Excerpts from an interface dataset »
=== Section Start ===
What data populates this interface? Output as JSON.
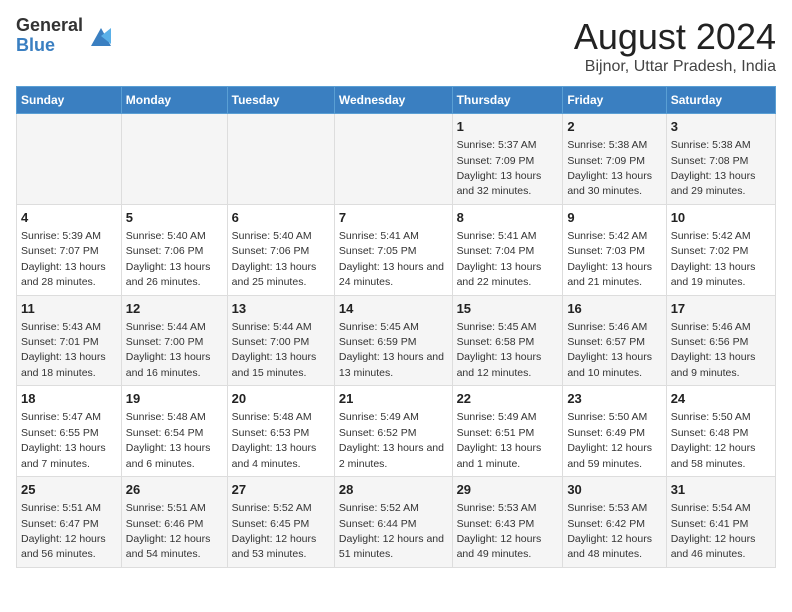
{
  "logo": {
    "general": "General",
    "blue": "Blue"
  },
  "title": "August 2024",
  "subtitle": "Bijnor, Uttar Pradesh, India",
  "days_of_week": [
    "Sunday",
    "Monday",
    "Tuesday",
    "Wednesday",
    "Thursday",
    "Friday",
    "Saturday"
  ],
  "weeks": [
    [
      {
        "day": "",
        "info": ""
      },
      {
        "day": "",
        "info": ""
      },
      {
        "day": "",
        "info": ""
      },
      {
        "day": "",
        "info": ""
      },
      {
        "day": "1",
        "info": "Sunrise: 5:37 AM\nSunset: 7:09 PM\nDaylight: 13 hours and 32 minutes."
      },
      {
        "day": "2",
        "info": "Sunrise: 5:38 AM\nSunset: 7:09 PM\nDaylight: 13 hours and 30 minutes."
      },
      {
        "day": "3",
        "info": "Sunrise: 5:38 AM\nSunset: 7:08 PM\nDaylight: 13 hours and 29 minutes."
      }
    ],
    [
      {
        "day": "4",
        "info": "Sunrise: 5:39 AM\nSunset: 7:07 PM\nDaylight: 13 hours and 28 minutes."
      },
      {
        "day": "5",
        "info": "Sunrise: 5:40 AM\nSunset: 7:06 PM\nDaylight: 13 hours and 26 minutes."
      },
      {
        "day": "6",
        "info": "Sunrise: 5:40 AM\nSunset: 7:06 PM\nDaylight: 13 hours and 25 minutes."
      },
      {
        "day": "7",
        "info": "Sunrise: 5:41 AM\nSunset: 7:05 PM\nDaylight: 13 hours and 24 minutes."
      },
      {
        "day": "8",
        "info": "Sunrise: 5:41 AM\nSunset: 7:04 PM\nDaylight: 13 hours and 22 minutes."
      },
      {
        "day": "9",
        "info": "Sunrise: 5:42 AM\nSunset: 7:03 PM\nDaylight: 13 hours and 21 minutes."
      },
      {
        "day": "10",
        "info": "Sunrise: 5:42 AM\nSunset: 7:02 PM\nDaylight: 13 hours and 19 minutes."
      }
    ],
    [
      {
        "day": "11",
        "info": "Sunrise: 5:43 AM\nSunset: 7:01 PM\nDaylight: 13 hours and 18 minutes."
      },
      {
        "day": "12",
        "info": "Sunrise: 5:44 AM\nSunset: 7:00 PM\nDaylight: 13 hours and 16 minutes."
      },
      {
        "day": "13",
        "info": "Sunrise: 5:44 AM\nSunset: 7:00 PM\nDaylight: 13 hours and 15 minutes."
      },
      {
        "day": "14",
        "info": "Sunrise: 5:45 AM\nSunset: 6:59 PM\nDaylight: 13 hours and 13 minutes."
      },
      {
        "day": "15",
        "info": "Sunrise: 5:45 AM\nSunset: 6:58 PM\nDaylight: 13 hours and 12 minutes."
      },
      {
        "day": "16",
        "info": "Sunrise: 5:46 AM\nSunset: 6:57 PM\nDaylight: 13 hours and 10 minutes."
      },
      {
        "day": "17",
        "info": "Sunrise: 5:46 AM\nSunset: 6:56 PM\nDaylight: 13 hours and 9 minutes."
      }
    ],
    [
      {
        "day": "18",
        "info": "Sunrise: 5:47 AM\nSunset: 6:55 PM\nDaylight: 13 hours and 7 minutes."
      },
      {
        "day": "19",
        "info": "Sunrise: 5:48 AM\nSunset: 6:54 PM\nDaylight: 13 hours and 6 minutes."
      },
      {
        "day": "20",
        "info": "Sunrise: 5:48 AM\nSunset: 6:53 PM\nDaylight: 13 hours and 4 minutes."
      },
      {
        "day": "21",
        "info": "Sunrise: 5:49 AM\nSunset: 6:52 PM\nDaylight: 13 hours and 2 minutes."
      },
      {
        "day": "22",
        "info": "Sunrise: 5:49 AM\nSunset: 6:51 PM\nDaylight: 13 hours and 1 minute."
      },
      {
        "day": "23",
        "info": "Sunrise: 5:50 AM\nSunset: 6:49 PM\nDaylight: 12 hours and 59 minutes."
      },
      {
        "day": "24",
        "info": "Sunrise: 5:50 AM\nSunset: 6:48 PM\nDaylight: 12 hours and 58 minutes."
      }
    ],
    [
      {
        "day": "25",
        "info": "Sunrise: 5:51 AM\nSunset: 6:47 PM\nDaylight: 12 hours and 56 minutes."
      },
      {
        "day": "26",
        "info": "Sunrise: 5:51 AM\nSunset: 6:46 PM\nDaylight: 12 hours and 54 minutes."
      },
      {
        "day": "27",
        "info": "Sunrise: 5:52 AM\nSunset: 6:45 PM\nDaylight: 12 hours and 53 minutes."
      },
      {
        "day": "28",
        "info": "Sunrise: 5:52 AM\nSunset: 6:44 PM\nDaylight: 12 hours and 51 minutes."
      },
      {
        "day": "29",
        "info": "Sunrise: 5:53 AM\nSunset: 6:43 PM\nDaylight: 12 hours and 49 minutes."
      },
      {
        "day": "30",
        "info": "Sunrise: 5:53 AM\nSunset: 6:42 PM\nDaylight: 12 hours and 48 minutes."
      },
      {
        "day": "31",
        "info": "Sunrise: 5:54 AM\nSunset: 6:41 PM\nDaylight: 12 hours and 46 minutes."
      }
    ]
  ]
}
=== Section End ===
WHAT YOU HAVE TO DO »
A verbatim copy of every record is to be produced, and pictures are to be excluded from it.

SOLUTION TO THIS TASK »
What data populates this interface? Output as JSON.
{
  "logo": {
    "general": "General",
    "blue": "Blue"
  },
  "title": "August 2024",
  "subtitle": "Bijnor, Uttar Pradesh, India",
  "days_of_week": [
    "Sunday",
    "Monday",
    "Tuesday",
    "Wednesday",
    "Thursday",
    "Friday",
    "Saturday"
  ],
  "weeks": [
    [
      {
        "day": "",
        "info": ""
      },
      {
        "day": "",
        "info": ""
      },
      {
        "day": "",
        "info": ""
      },
      {
        "day": "",
        "info": ""
      },
      {
        "day": "1",
        "info": "Sunrise: 5:37 AM\nSunset: 7:09 PM\nDaylight: 13 hours and 32 minutes."
      },
      {
        "day": "2",
        "info": "Sunrise: 5:38 AM\nSunset: 7:09 PM\nDaylight: 13 hours and 30 minutes."
      },
      {
        "day": "3",
        "info": "Sunrise: 5:38 AM\nSunset: 7:08 PM\nDaylight: 13 hours and 29 minutes."
      }
    ],
    [
      {
        "day": "4",
        "info": "Sunrise: 5:39 AM\nSunset: 7:07 PM\nDaylight: 13 hours and 28 minutes."
      },
      {
        "day": "5",
        "info": "Sunrise: 5:40 AM\nSunset: 7:06 PM\nDaylight: 13 hours and 26 minutes."
      },
      {
        "day": "6",
        "info": "Sunrise: 5:40 AM\nSunset: 7:06 PM\nDaylight: 13 hours and 25 minutes."
      },
      {
        "day": "7",
        "info": "Sunrise: 5:41 AM\nSunset: 7:05 PM\nDaylight: 13 hours and 24 minutes."
      },
      {
        "day": "8",
        "info": "Sunrise: 5:41 AM\nSunset: 7:04 PM\nDaylight: 13 hours and 22 minutes."
      },
      {
        "day": "9",
        "info": "Sunrise: 5:42 AM\nSunset: 7:03 PM\nDaylight: 13 hours and 21 minutes."
      },
      {
        "day": "10",
        "info": "Sunrise: 5:42 AM\nSunset: 7:02 PM\nDaylight: 13 hours and 19 minutes."
      }
    ],
    [
      {
        "day": "11",
        "info": "Sunrise: 5:43 AM\nSunset: 7:01 PM\nDaylight: 13 hours and 18 minutes."
      },
      {
        "day": "12",
        "info": "Sunrise: 5:44 AM\nSunset: 7:00 PM\nDaylight: 13 hours and 16 minutes."
      },
      {
        "day": "13",
        "info": "Sunrise: 5:44 AM\nSunset: 7:00 PM\nDaylight: 13 hours and 15 minutes."
      },
      {
        "day": "14",
        "info": "Sunrise: 5:45 AM\nSunset: 6:59 PM\nDaylight: 13 hours and 13 minutes."
      },
      {
        "day": "15",
        "info": "Sunrise: 5:45 AM\nSunset: 6:58 PM\nDaylight: 13 hours and 12 minutes."
      },
      {
        "day": "16",
        "info": "Sunrise: 5:46 AM\nSunset: 6:57 PM\nDaylight: 13 hours and 10 minutes."
      },
      {
        "day": "17",
        "info": "Sunrise: 5:46 AM\nSunset: 6:56 PM\nDaylight: 13 hours and 9 minutes."
      }
    ],
    [
      {
        "day": "18",
        "info": "Sunrise: 5:47 AM\nSunset: 6:55 PM\nDaylight: 13 hours and 7 minutes."
      },
      {
        "day": "19",
        "info": "Sunrise: 5:48 AM\nSunset: 6:54 PM\nDaylight: 13 hours and 6 minutes."
      },
      {
        "day": "20",
        "info": "Sunrise: 5:48 AM\nSunset: 6:53 PM\nDaylight: 13 hours and 4 minutes."
      },
      {
        "day": "21",
        "info": "Sunrise: 5:49 AM\nSunset: 6:52 PM\nDaylight: 13 hours and 2 minutes."
      },
      {
        "day": "22",
        "info": "Sunrise: 5:49 AM\nSunset: 6:51 PM\nDaylight: 13 hours and 1 minute."
      },
      {
        "day": "23",
        "info": "Sunrise: 5:50 AM\nSunset: 6:49 PM\nDaylight: 12 hours and 59 minutes."
      },
      {
        "day": "24",
        "info": "Sunrise: 5:50 AM\nSunset: 6:48 PM\nDaylight: 12 hours and 58 minutes."
      }
    ],
    [
      {
        "day": "25",
        "info": "Sunrise: 5:51 AM\nSunset: 6:47 PM\nDaylight: 12 hours and 56 minutes."
      },
      {
        "day": "26",
        "info": "Sunrise: 5:51 AM\nSunset: 6:46 PM\nDaylight: 12 hours and 54 minutes."
      },
      {
        "day": "27",
        "info": "Sunrise: 5:52 AM\nSunset: 6:45 PM\nDaylight: 12 hours and 53 minutes."
      },
      {
        "day": "28",
        "info": "Sunrise: 5:52 AM\nSunset: 6:44 PM\nDaylight: 12 hours and 51 minutes."
      },
      {
        "day": "29",
        "info": "Sunrise: 5:53 AM\nSunset: 6:43 PM\nDaylight: 12 hours and 49 minutes."
      },
      {
        "day": "30",
        "info": "Sunrise: 5:53 AM\nSunset: 6:42 PM\nDaylight: 12 hours and 48 minutes."
      },
      {
        "day": "31",
        "info": "Sunrise: 5:54 AM\nSunset: 6:41 PM\nDaylight: 12 hours and 46 minutes."
      }
    ]
  ]
}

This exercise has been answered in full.